Plaintiffs have clearly sustained their burden of proof upon the issue of compensation due from the Company. The latter's reliance upon its formal pleading and a conclusory statement in its counsel's brief is wholly insufficient. 6 Moore's Federal Practice ¶ 56.15 [2] and [3], at 2121-2133 (2d ed. 1953).

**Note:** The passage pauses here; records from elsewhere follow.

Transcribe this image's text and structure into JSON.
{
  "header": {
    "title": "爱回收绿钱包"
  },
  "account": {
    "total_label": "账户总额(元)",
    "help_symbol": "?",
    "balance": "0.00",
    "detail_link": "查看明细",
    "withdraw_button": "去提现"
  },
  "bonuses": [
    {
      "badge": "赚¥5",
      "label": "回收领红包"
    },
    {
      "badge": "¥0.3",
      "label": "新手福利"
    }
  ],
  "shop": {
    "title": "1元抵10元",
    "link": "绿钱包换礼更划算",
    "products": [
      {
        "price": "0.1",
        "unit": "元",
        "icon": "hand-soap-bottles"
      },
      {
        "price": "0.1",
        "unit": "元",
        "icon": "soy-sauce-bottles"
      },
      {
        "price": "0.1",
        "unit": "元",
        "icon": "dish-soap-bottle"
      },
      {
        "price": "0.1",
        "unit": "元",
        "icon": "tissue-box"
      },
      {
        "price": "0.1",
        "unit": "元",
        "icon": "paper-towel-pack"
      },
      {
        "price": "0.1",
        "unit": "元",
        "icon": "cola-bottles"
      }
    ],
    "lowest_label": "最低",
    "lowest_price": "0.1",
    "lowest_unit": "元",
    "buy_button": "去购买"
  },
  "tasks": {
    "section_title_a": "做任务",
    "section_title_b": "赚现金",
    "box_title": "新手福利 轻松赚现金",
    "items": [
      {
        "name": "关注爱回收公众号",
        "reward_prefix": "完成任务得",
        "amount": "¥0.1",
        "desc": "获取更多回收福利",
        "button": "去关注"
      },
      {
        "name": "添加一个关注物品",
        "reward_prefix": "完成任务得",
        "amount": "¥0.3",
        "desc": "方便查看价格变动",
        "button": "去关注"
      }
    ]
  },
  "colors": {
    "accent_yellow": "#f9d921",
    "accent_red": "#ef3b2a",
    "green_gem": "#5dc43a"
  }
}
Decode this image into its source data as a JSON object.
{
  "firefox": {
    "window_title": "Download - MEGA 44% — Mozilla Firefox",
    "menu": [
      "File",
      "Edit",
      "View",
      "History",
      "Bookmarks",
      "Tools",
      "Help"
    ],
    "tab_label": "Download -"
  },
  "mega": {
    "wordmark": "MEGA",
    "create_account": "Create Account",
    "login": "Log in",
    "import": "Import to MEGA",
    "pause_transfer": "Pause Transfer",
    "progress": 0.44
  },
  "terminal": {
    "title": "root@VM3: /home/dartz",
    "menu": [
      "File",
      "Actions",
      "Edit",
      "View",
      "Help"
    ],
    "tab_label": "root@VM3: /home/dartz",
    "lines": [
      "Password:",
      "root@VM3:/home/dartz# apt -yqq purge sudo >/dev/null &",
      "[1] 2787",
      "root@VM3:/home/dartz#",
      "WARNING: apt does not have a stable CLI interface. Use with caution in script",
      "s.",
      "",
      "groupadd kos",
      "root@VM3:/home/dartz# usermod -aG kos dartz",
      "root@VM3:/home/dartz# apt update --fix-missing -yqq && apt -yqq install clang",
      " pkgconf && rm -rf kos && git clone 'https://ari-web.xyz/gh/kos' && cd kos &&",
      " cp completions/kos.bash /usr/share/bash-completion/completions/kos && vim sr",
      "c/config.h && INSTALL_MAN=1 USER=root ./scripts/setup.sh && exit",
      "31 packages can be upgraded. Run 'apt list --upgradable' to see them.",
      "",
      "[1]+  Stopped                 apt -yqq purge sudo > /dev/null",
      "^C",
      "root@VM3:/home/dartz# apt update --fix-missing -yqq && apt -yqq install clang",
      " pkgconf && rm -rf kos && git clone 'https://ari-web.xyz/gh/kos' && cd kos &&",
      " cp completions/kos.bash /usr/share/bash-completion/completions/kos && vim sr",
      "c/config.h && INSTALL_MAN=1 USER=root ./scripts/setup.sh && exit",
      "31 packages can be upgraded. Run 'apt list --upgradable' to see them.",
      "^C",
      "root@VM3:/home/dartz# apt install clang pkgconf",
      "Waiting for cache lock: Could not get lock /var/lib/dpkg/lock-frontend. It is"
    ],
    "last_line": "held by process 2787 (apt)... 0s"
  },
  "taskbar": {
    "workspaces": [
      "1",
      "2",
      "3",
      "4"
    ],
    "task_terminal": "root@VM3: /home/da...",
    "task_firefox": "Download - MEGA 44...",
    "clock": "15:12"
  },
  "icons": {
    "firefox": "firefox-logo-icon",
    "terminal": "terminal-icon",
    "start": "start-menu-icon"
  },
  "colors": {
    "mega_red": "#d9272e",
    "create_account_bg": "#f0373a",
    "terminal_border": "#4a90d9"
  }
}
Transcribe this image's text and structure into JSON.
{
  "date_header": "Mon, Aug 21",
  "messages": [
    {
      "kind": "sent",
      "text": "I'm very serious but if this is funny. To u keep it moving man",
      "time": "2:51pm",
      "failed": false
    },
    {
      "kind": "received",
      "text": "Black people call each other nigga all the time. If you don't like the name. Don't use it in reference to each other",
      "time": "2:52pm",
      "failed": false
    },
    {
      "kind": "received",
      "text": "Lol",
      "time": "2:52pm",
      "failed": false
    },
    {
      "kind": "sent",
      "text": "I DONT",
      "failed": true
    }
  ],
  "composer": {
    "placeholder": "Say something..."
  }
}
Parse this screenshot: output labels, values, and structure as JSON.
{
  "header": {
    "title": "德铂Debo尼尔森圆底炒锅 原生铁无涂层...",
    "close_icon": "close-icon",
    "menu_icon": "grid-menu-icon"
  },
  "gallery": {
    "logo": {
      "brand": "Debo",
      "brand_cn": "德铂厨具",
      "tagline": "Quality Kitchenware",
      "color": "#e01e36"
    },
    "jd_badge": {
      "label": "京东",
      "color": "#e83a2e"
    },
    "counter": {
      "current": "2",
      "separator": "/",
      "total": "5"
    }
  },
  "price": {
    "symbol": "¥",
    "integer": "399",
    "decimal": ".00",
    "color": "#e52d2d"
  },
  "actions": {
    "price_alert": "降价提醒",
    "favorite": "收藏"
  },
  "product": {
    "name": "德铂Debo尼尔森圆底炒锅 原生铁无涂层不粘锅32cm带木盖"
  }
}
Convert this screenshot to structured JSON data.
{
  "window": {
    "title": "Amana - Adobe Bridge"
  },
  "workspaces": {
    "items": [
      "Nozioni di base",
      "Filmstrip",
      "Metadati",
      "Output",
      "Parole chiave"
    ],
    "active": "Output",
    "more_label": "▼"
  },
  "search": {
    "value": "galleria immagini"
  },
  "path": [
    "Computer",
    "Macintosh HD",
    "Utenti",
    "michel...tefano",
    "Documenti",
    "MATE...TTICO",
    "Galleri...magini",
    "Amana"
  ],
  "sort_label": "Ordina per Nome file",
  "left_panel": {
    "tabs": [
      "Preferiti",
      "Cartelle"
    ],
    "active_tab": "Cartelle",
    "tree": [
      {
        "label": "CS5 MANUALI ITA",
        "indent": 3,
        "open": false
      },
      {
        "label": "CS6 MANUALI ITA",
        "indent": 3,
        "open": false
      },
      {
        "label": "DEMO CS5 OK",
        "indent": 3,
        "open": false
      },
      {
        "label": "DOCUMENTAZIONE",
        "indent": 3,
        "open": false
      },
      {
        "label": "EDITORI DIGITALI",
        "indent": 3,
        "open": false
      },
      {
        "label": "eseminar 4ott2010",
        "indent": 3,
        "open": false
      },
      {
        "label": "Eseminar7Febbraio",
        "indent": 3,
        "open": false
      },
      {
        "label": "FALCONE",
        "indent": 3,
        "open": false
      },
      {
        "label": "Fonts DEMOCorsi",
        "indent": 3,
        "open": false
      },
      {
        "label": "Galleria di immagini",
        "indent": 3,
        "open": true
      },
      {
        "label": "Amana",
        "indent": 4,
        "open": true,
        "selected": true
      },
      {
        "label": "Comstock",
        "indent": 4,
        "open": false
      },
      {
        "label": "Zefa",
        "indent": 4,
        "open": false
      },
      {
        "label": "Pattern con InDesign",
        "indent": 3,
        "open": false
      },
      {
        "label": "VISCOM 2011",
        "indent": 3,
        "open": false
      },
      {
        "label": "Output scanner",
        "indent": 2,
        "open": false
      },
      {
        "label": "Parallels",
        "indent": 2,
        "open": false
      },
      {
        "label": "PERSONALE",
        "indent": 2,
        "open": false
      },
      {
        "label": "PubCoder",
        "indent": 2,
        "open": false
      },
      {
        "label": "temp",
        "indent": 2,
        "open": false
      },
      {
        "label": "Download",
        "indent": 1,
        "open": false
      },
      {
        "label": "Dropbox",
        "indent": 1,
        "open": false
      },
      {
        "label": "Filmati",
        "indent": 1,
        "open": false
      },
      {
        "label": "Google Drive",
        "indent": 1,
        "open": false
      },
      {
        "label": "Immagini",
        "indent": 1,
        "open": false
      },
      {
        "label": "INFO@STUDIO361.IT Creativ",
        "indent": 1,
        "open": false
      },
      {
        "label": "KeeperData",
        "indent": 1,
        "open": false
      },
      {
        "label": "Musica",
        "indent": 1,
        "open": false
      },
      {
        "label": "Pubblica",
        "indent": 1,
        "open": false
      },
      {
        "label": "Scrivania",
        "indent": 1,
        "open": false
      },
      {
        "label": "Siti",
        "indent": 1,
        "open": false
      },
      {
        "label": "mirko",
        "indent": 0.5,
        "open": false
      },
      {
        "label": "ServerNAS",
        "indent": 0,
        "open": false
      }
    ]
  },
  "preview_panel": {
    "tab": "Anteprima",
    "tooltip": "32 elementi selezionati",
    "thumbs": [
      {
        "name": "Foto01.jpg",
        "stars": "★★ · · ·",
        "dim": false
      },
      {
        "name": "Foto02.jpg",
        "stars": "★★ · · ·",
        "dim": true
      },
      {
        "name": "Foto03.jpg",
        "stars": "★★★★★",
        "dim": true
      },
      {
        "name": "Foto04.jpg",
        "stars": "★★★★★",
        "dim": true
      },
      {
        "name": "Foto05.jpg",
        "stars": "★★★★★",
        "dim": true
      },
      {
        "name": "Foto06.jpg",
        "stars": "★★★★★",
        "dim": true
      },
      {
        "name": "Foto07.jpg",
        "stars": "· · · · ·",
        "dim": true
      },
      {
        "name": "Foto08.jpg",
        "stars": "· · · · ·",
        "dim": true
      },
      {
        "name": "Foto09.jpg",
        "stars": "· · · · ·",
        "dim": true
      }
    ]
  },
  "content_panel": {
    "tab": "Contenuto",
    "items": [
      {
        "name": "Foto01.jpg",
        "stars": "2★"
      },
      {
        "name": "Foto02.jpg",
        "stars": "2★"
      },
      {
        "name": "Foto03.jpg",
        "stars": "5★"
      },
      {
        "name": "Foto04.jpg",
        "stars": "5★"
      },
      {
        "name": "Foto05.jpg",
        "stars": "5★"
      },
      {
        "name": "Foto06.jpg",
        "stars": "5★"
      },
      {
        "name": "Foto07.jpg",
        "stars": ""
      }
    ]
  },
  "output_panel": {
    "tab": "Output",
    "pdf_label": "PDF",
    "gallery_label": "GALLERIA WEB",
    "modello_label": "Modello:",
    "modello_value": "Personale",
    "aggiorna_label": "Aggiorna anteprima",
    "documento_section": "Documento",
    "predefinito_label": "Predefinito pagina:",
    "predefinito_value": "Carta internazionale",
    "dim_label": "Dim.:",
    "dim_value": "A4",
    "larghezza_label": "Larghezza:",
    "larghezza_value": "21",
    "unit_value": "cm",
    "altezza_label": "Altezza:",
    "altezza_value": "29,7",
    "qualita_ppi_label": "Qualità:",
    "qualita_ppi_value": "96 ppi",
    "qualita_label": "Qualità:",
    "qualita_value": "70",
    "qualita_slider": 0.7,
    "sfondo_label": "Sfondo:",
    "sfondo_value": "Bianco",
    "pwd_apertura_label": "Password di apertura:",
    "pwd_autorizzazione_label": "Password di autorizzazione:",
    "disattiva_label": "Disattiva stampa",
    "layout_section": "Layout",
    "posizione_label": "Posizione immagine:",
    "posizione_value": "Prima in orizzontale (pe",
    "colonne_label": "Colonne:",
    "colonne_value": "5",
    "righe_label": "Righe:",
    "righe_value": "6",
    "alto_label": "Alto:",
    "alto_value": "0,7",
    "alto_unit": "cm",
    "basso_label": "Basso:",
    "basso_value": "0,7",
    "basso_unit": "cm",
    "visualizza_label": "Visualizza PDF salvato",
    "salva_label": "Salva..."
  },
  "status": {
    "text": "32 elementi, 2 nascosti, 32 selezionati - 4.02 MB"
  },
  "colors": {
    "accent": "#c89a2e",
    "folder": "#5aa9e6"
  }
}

[10] This disposition of the counterclaim makes unnecessary a ruling on the Court's jurisdiction to entertain it if the complaint were dismissed. Supra note 8. Since the counterclaim for conversion does not arise out of the "transaction or occurrence that is the subject matter of the opposing party's claim" validity of the arbitration award where jurisdiction is founded on a federal question it is a permissive, not a compulsory, counterclaim. Rule 13(a) and (b), Fed.R.Civ.P. As such, independent jurisdictional grounds would be required to support it. 3 Moore's Federal Practice ¶13.19, at 53-57 (2d ed. 1964). An independent jurisdictional basis for the counterclaim is doubtful at best. Upon the record presently before the Court, there is no diversity jurisdiction even alleged with respect to the counterclaim. If defendant's motion for leave to amend its answer (filed shortly before the hearing on plaintiffs' motion for summary judgment) were granted, there would remain substantial doubt as to the asserted diversity between Brown (a citizen of Connecticut) and the Company (a Delaware corporation); for, although Bridgeport Rolling Mills Company is described in defendant's proposed amended answer as "a Division of ATCO Chemical-Industrial Products, Inc., a Delaware Corporation" and as "having its principal place of business in a state other than the state of Connecticut," it is most unlikely that Bridgeport Rolling Mills Company could establish, if put to its proof, that it does not have its principal place of business in Connecticut for purposes of the diversity of citizenship requirements of 28 U.S.C. § 1332(a) and (c). See Inland Rubber Corporation v. Triple A Tire Service, Inc., 220 F. Supp. 490 (S.D.N.Y.1963); Metro Industrial Painting Corp. v. Terminal Construction Co., 181 F. Supp. 130, 132-133 (S.D.N.Y.1960), aff'd, 287 F.2d 382 (2 Cir. 1961). In any event, it is not necessary to reach that jurisdictional issue in view of the Court's disposition of the counterclaim on plaintiffs' motion for summary judgment.